---------- THE DATA

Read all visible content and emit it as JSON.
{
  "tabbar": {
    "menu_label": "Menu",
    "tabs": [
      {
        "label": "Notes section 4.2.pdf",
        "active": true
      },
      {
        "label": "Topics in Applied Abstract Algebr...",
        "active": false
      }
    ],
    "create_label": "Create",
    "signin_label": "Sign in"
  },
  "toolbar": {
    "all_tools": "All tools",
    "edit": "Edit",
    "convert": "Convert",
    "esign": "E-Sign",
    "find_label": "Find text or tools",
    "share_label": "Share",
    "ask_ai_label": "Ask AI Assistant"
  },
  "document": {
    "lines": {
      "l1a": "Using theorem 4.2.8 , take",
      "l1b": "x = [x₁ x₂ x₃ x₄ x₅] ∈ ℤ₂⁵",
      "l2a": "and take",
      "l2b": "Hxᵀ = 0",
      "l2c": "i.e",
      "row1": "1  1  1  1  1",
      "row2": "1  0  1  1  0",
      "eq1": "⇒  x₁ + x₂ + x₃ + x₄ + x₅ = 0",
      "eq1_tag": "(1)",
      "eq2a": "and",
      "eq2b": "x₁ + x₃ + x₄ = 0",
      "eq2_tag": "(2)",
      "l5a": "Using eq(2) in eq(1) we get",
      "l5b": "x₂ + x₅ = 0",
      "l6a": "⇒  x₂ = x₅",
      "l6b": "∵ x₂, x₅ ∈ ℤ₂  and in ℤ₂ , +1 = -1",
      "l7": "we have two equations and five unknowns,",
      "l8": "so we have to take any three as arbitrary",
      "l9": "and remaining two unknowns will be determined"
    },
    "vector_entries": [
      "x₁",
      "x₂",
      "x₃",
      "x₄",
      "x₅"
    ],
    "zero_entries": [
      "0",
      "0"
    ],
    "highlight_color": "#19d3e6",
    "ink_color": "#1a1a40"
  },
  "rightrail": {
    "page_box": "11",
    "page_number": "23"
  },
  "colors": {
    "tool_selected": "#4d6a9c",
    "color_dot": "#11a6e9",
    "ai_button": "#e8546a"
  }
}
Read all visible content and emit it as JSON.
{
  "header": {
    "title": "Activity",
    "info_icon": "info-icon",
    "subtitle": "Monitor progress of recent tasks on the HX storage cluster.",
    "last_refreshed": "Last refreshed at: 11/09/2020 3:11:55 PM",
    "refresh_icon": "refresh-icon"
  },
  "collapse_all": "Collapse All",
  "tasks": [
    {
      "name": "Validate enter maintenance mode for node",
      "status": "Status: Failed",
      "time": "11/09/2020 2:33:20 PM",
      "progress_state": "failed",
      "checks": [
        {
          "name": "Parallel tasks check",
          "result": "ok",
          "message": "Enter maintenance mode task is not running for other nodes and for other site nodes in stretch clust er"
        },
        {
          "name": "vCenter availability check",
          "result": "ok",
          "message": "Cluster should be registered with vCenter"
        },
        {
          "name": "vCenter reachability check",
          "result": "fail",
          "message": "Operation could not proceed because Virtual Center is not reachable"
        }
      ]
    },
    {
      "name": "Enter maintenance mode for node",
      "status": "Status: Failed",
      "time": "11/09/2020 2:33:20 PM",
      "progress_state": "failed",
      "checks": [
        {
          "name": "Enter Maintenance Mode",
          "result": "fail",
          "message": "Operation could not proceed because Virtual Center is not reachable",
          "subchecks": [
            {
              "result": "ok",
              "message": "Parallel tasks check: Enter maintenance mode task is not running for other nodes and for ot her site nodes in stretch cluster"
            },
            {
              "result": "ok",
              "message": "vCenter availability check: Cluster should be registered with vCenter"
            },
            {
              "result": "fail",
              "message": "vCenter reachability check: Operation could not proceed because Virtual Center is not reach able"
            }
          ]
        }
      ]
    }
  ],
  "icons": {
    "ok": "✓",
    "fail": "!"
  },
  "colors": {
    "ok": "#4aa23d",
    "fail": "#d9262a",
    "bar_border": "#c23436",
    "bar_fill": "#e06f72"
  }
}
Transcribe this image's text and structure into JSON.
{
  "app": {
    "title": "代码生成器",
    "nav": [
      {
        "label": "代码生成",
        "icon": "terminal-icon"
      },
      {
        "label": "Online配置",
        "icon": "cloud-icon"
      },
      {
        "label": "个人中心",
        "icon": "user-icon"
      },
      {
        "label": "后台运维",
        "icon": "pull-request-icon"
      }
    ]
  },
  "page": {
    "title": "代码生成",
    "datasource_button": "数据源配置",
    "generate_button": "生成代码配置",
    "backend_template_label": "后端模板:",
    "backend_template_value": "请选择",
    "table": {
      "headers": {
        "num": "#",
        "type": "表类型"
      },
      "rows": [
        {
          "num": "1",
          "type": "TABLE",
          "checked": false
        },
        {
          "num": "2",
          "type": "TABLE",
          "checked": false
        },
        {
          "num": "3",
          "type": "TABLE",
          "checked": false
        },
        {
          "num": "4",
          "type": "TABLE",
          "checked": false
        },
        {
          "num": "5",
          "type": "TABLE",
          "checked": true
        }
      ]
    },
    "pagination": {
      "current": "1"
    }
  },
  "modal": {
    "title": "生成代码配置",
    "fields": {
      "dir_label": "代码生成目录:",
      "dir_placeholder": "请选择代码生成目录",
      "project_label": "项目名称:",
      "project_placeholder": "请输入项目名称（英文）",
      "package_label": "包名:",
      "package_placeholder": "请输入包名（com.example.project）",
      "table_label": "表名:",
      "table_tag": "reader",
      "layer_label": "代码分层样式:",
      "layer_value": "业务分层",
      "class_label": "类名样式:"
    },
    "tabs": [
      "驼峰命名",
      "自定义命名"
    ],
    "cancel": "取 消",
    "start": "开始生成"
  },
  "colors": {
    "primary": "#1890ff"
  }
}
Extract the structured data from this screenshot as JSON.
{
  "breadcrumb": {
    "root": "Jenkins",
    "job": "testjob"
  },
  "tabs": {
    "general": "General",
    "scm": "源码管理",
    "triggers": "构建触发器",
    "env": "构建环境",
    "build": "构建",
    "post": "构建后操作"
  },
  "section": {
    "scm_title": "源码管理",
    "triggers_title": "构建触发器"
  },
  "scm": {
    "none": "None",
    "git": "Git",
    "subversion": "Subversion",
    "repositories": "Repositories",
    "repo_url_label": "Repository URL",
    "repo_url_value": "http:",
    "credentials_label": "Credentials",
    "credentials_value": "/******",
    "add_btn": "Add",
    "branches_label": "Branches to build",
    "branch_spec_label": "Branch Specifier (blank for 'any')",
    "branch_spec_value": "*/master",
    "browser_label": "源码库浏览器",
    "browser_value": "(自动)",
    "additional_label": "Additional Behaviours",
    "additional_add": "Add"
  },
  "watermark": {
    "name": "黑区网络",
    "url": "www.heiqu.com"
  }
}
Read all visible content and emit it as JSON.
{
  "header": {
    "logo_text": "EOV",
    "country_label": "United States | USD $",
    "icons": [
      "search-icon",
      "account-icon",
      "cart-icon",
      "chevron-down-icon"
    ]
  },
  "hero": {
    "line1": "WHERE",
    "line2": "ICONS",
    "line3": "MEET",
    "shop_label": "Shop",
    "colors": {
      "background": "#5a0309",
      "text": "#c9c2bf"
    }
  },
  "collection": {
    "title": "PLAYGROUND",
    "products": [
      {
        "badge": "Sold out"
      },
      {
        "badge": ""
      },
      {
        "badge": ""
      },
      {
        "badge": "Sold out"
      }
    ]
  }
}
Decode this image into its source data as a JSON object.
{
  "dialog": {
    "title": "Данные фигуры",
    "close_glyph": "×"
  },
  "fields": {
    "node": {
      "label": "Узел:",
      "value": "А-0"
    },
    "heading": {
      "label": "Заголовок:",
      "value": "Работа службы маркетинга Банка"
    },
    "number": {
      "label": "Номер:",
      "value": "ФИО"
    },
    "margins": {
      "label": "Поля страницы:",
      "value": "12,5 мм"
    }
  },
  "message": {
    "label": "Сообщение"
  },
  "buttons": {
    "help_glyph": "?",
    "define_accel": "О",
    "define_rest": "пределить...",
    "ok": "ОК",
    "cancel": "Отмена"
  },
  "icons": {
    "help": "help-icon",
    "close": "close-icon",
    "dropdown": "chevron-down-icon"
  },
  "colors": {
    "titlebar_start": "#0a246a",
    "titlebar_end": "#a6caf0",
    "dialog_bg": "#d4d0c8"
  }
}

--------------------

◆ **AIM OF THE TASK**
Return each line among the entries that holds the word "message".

◆ **SOLUTION FOR THIS PROBLEM**
          "message": "Enter maintenance mode task is not running for other nodes and for other site nodes in stretch clust er"
          "message": "Cluster should be registered with vCenter"
          "message": "Operation could not proceed because Virtual Center is not reachable"
          "message": "Operation could not proceed because Virtual Center is not reachable",
              "message": "Parallel tasks check: Enter maintenance mode task is not running for other nodes and for ot her site nodes in stretch cluster"
              "message": "vCenter availability check: Cluster should be registered with vCenter"
              "message": "vCenter reachability check: Operation could not proceed because Virtual Center is not reach able"
  "message": {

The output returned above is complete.